Well, it's been a bit since I've been here. Sorry for the silence, but that's why you should follow me on Twitter, anyway, right? Here are some quick bits:

  • Last night I finished a new draft of the story I've been working for Actionopolis/Agents of D.A.N.G.E.R. to follow up Evolver. I'm really happy with how it's turned out as it's much better than the first draft. I'm waiting on notes back and then hopefully we'll know when it'll be out. I'm going to guess and say 'soonish'.

  • I'll be touring the floor at Planet Comicon at the end of the month in Kansas City where I hope to meet Tony Harris and Ben Templesmith as well as reconnect with all my friends who I only ever see at comic conventions. 

  • It's tournament time for us college basketball freaks and despite all the haters (and really, doesn't it take a lot of energy to hate?) I am rooting for my Jayhawks to make a strong run in the NCAA tournament. They've won the Big XII (or shared the regular season title) for seven years straight but the competition this year was tougher than ever. With Nebraska and Colorado leaving the conference after this year, it'll be interesting to see what happens next. I hope we get to play Oklahoma and Oklahoma State twice a year again. I miss that from the old Big 8 days.

  • I woke this morning realizing I had left a plot element dangling. I have to get back to that and fix it tonight. I mention this because I dreamed of writing last night. I think this means something.

  • Then later, after coffee and exercise, a new opening line to the novel I started came to me. The novel's been on hold while I've been finishing this story up because I have a hard enough time finding Time to Write being a part-time writer, so juggling multiple stories while one of them is for someone else is not something I'm good at. It'll happen, just hasn't happened yet. Anyway, that new first line is rolling around in my head for a while before I'll add it to the manuscript.

  • I've been reading a lot since the holidays and I'm just now finishing up Mike Carey's fifth (and final?) Felix Castor novel, The Naming of the Beasts and loving it. Carey's one of the great comic book writers who's got a wealth of ideas and I'll continue to support him. You are reading his very excellent creator-owned work THE UNWRITTEN, right? If not, there are two trades out at least, and maybe a third. I'm also halfway through a bio of Robert Heinlein. Fascinating read, that.

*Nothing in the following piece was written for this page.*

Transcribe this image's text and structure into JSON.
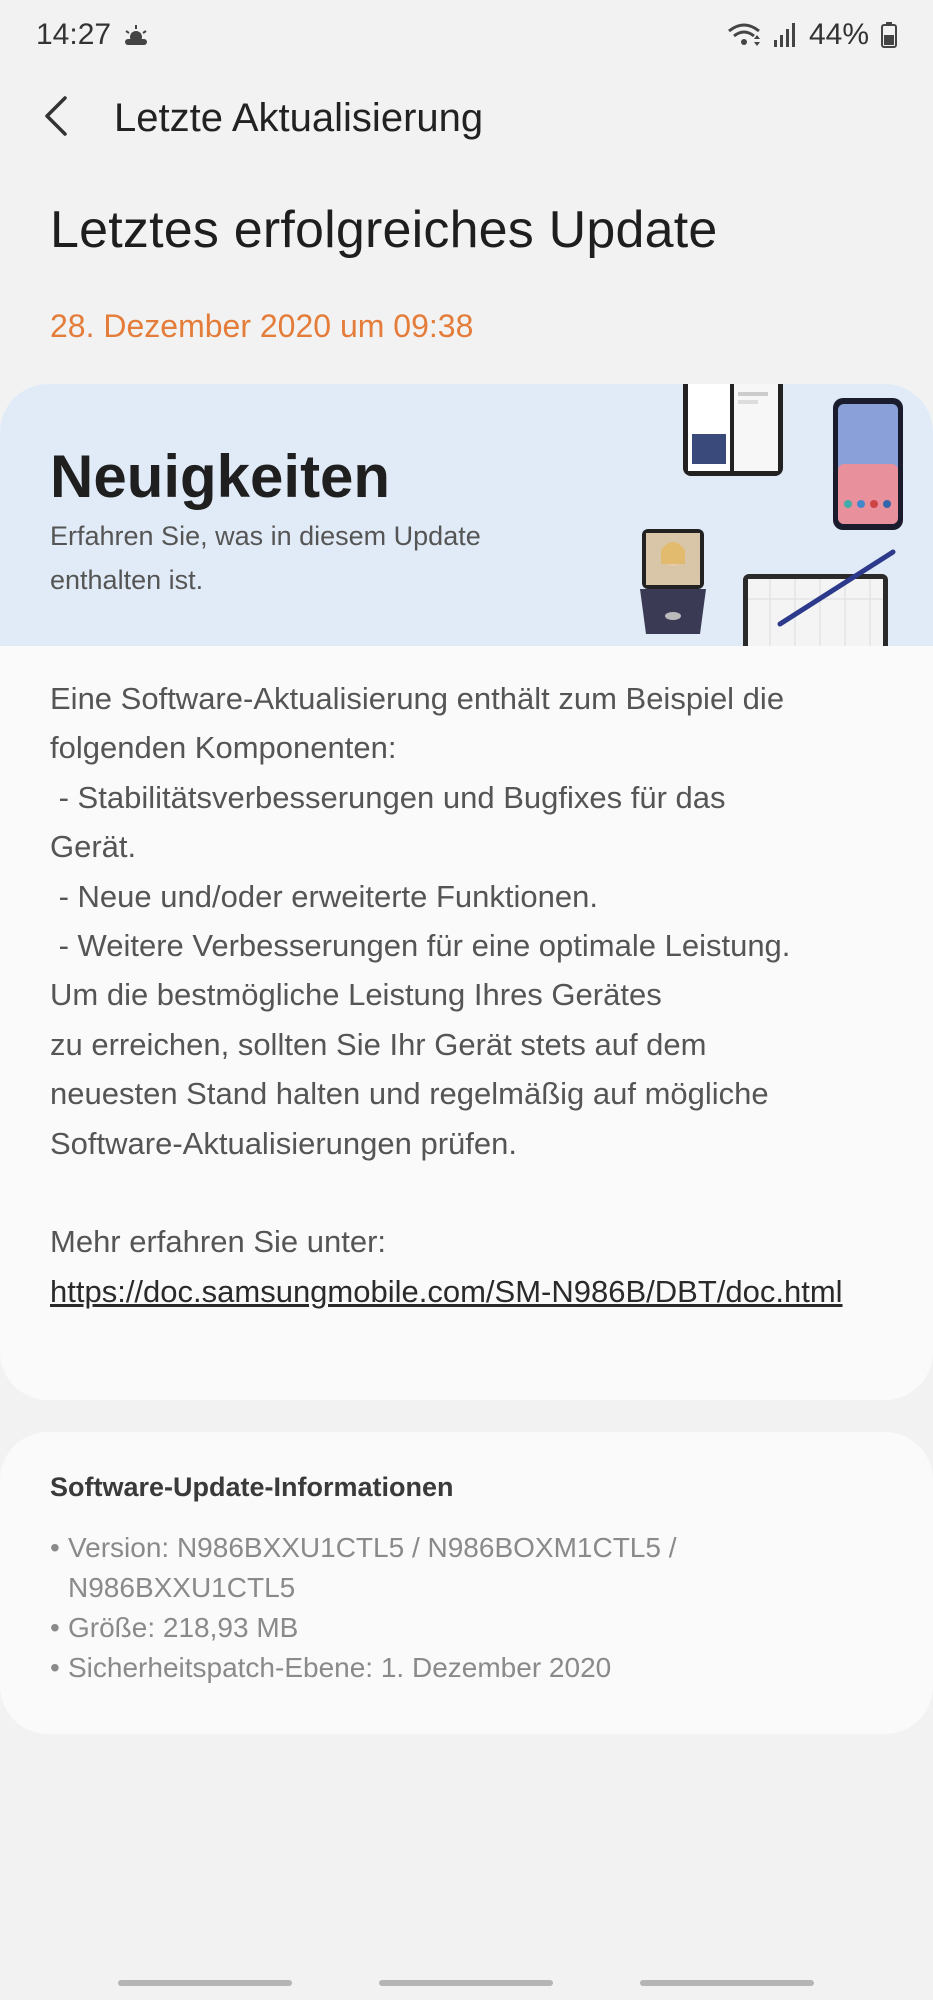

  • As always I'm late to the party on quite a bit of pop culture stuff, too. I recently found time to watch David Tennant's Dr. Who run and now I'm getting into Torchwood's second season. Maybe it's just this season, but it seems to be a lot about family and relationships. I love that stuff. 

And that's got to be enough for now. I won't promise when I'll be back to say 'hi' again, but it'll be soon. (Well, soonish.) I'll come back later to drop in links, but I want to get this posted now.